**YOUR GOAL**
Report all lines in the records that hold the string "JSON".
------------------------------------
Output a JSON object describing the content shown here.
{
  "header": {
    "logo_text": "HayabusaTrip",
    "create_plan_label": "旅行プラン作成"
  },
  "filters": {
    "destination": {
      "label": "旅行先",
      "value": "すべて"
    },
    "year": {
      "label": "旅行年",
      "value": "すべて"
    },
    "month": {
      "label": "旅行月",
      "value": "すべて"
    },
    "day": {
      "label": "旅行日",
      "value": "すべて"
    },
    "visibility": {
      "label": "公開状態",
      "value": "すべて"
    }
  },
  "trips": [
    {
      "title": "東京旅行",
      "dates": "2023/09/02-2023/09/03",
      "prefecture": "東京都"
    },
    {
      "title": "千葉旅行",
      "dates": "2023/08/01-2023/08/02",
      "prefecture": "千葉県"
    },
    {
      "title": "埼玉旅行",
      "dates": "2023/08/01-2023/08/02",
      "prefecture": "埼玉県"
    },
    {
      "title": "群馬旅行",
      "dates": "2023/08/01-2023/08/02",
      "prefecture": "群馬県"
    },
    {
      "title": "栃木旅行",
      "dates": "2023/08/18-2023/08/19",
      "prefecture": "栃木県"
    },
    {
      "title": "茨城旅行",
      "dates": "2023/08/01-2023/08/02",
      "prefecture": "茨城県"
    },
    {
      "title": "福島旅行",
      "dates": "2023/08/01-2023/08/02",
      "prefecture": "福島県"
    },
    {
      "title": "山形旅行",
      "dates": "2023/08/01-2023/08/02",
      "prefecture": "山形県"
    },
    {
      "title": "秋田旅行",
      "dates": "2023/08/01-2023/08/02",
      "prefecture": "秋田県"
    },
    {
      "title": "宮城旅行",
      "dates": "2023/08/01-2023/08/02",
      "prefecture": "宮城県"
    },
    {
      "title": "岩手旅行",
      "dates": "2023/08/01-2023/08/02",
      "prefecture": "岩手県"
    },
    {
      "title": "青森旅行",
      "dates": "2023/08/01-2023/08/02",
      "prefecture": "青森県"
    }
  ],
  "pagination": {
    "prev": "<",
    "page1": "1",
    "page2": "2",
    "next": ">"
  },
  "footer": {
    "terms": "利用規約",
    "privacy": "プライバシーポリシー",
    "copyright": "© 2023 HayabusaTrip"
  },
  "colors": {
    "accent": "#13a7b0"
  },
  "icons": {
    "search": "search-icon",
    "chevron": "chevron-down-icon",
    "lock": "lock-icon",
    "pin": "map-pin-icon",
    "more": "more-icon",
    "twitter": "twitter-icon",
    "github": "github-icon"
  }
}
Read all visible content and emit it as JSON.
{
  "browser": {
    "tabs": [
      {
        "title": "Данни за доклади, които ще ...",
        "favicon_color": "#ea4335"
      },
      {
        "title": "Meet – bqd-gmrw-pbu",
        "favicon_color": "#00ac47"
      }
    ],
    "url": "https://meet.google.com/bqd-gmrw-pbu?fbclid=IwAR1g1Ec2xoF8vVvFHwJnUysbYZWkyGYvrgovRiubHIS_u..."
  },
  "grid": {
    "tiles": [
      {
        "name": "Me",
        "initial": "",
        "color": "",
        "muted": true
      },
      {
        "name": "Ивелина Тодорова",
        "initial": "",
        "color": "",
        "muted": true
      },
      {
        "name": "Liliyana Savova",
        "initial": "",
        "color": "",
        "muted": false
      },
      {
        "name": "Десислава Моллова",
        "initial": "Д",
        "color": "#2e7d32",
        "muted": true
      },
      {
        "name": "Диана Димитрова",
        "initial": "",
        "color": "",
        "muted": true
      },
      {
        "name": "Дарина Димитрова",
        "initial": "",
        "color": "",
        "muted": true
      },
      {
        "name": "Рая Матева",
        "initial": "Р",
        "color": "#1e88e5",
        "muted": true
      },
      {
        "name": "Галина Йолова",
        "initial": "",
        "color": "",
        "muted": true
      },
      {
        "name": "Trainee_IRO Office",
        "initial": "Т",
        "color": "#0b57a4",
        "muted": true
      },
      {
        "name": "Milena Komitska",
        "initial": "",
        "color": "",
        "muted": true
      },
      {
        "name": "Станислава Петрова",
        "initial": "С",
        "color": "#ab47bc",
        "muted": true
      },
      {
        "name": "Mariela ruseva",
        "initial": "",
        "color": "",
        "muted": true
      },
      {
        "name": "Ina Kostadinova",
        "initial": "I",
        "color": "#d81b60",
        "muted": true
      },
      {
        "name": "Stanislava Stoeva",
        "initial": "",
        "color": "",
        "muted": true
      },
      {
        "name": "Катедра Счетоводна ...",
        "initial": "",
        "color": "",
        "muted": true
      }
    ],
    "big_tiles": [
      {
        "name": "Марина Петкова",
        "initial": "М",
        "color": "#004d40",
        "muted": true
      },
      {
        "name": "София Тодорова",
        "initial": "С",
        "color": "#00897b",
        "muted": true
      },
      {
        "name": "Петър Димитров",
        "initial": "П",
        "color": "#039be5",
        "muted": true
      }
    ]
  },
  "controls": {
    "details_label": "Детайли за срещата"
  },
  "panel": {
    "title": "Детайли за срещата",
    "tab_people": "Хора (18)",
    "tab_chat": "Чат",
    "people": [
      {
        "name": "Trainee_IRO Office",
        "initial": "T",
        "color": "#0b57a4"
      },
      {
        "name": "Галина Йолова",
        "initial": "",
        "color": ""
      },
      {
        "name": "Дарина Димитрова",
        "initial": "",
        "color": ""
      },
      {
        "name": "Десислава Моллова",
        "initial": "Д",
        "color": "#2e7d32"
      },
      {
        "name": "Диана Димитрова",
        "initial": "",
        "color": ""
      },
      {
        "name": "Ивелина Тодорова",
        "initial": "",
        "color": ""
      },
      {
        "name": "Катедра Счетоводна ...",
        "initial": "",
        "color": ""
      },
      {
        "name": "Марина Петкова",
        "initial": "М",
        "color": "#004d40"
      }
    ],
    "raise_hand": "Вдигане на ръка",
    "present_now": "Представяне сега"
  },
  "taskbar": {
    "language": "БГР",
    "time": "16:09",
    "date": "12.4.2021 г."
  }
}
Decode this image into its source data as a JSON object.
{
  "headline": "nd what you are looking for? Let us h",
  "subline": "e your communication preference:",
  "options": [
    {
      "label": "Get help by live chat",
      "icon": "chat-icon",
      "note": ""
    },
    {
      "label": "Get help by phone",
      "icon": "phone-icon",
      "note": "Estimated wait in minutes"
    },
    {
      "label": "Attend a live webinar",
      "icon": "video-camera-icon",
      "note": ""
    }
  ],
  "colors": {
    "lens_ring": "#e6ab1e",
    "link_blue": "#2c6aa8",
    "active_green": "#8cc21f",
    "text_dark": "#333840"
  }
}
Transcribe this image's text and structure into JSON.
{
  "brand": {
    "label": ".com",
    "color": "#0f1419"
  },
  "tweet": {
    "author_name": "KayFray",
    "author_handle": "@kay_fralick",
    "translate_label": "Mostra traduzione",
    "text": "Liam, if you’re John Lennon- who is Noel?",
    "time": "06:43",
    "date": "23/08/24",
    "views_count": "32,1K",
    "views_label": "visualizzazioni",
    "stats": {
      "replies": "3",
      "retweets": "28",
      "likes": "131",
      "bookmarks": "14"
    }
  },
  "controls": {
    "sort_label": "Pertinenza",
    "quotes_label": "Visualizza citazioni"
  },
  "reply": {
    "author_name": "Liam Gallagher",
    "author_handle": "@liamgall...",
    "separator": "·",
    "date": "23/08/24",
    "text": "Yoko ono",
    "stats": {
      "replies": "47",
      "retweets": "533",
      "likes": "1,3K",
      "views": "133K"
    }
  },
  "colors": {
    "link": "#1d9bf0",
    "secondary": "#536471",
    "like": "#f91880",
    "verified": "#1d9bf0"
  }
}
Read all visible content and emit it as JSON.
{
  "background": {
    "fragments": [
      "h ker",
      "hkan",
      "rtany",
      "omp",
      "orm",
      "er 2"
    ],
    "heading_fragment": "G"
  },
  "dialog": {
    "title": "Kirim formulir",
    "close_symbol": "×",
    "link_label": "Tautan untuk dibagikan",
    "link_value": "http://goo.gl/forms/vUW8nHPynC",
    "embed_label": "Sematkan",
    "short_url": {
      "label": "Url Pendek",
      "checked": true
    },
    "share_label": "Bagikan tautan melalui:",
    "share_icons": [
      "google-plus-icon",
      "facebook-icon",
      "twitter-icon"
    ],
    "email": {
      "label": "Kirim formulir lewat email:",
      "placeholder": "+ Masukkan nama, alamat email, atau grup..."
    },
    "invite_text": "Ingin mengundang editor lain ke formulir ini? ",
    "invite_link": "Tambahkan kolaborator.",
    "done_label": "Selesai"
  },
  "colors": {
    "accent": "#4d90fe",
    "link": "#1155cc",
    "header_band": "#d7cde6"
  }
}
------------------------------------
**RESULT**
Output a JSON object describing the content shown here.
Read all visible content and emit it as JSON.
Decode this image into its source data as a JSON object.
Transcribe this image's text and structure into JSON.
Read all visible content and emit it as JSON.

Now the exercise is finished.